[[ MATERIALS PROVIDED, beginning ]]
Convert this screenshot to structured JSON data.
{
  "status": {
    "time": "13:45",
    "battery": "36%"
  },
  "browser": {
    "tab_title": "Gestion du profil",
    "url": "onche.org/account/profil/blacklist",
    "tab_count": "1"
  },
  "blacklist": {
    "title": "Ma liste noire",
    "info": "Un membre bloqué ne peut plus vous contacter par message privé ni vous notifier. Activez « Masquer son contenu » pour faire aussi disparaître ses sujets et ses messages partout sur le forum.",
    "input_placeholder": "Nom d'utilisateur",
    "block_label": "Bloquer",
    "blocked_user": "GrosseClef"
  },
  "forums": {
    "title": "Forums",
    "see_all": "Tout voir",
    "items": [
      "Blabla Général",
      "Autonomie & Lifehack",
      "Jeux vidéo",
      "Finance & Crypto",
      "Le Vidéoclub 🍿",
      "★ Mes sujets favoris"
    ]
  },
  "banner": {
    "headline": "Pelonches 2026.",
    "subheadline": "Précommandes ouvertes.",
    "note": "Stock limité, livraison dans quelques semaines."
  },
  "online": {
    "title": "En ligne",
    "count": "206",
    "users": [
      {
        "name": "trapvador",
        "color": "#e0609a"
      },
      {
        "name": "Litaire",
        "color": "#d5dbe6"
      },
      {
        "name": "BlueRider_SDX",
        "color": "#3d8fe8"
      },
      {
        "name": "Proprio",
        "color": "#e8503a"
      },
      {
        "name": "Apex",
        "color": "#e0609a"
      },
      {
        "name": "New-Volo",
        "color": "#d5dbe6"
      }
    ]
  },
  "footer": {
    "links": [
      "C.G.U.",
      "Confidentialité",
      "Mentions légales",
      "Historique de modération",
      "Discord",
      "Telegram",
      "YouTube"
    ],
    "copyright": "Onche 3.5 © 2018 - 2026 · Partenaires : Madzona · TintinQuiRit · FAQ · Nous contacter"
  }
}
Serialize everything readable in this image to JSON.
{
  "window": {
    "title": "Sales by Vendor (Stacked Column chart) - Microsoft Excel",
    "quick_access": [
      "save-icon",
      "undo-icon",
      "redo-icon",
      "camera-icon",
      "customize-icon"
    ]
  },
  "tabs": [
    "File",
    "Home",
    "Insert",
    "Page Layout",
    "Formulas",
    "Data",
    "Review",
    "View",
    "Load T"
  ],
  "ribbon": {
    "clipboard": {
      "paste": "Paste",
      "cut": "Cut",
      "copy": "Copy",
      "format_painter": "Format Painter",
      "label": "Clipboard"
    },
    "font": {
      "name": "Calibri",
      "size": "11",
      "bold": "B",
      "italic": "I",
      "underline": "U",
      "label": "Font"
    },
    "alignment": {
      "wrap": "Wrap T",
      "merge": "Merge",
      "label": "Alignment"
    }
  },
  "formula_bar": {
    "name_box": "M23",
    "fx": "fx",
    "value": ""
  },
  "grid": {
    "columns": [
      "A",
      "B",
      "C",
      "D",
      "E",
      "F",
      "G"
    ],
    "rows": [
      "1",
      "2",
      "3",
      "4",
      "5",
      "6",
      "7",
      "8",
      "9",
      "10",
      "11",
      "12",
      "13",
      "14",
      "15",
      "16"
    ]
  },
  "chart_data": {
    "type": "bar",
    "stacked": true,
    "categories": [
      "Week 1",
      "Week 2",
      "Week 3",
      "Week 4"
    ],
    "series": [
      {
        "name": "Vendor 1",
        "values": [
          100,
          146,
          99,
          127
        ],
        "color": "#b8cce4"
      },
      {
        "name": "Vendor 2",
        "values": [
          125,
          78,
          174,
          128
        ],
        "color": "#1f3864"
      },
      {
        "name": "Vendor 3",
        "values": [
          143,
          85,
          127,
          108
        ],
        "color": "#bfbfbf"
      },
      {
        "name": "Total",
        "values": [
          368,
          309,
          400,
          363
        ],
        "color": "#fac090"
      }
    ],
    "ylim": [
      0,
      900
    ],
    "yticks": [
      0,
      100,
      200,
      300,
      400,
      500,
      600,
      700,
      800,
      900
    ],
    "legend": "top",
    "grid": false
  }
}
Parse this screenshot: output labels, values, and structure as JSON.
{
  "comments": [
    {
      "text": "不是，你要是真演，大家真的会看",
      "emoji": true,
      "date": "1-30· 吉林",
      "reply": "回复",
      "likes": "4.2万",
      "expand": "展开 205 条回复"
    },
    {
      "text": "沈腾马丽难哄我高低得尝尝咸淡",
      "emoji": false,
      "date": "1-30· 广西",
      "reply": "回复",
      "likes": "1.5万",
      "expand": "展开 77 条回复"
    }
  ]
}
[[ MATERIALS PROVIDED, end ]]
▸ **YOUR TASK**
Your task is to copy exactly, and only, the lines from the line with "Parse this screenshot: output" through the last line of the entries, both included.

▸ **TASK ANSWER**
Parse this screenshot: output labels, values, and structure as JSON.
{
  "comments": [
    {
      "text": "不是，你要是真演，大家真的会看",
      "emoji": true,
      "date": "1-30· 吉林",
      "reply": "回复",
      "likes": "4.2万",
      "expand": "展开 205 条回复"
    },
    {
      "text": "沈腾马丽难哄我高低得尝尝咸淡",
      "emoji": false,
      "date": "1-30· 广西",
      "reply": "回复",
      "likes": "1.5万",
      "expand": "展开 77 条回复"
    }
  ]
}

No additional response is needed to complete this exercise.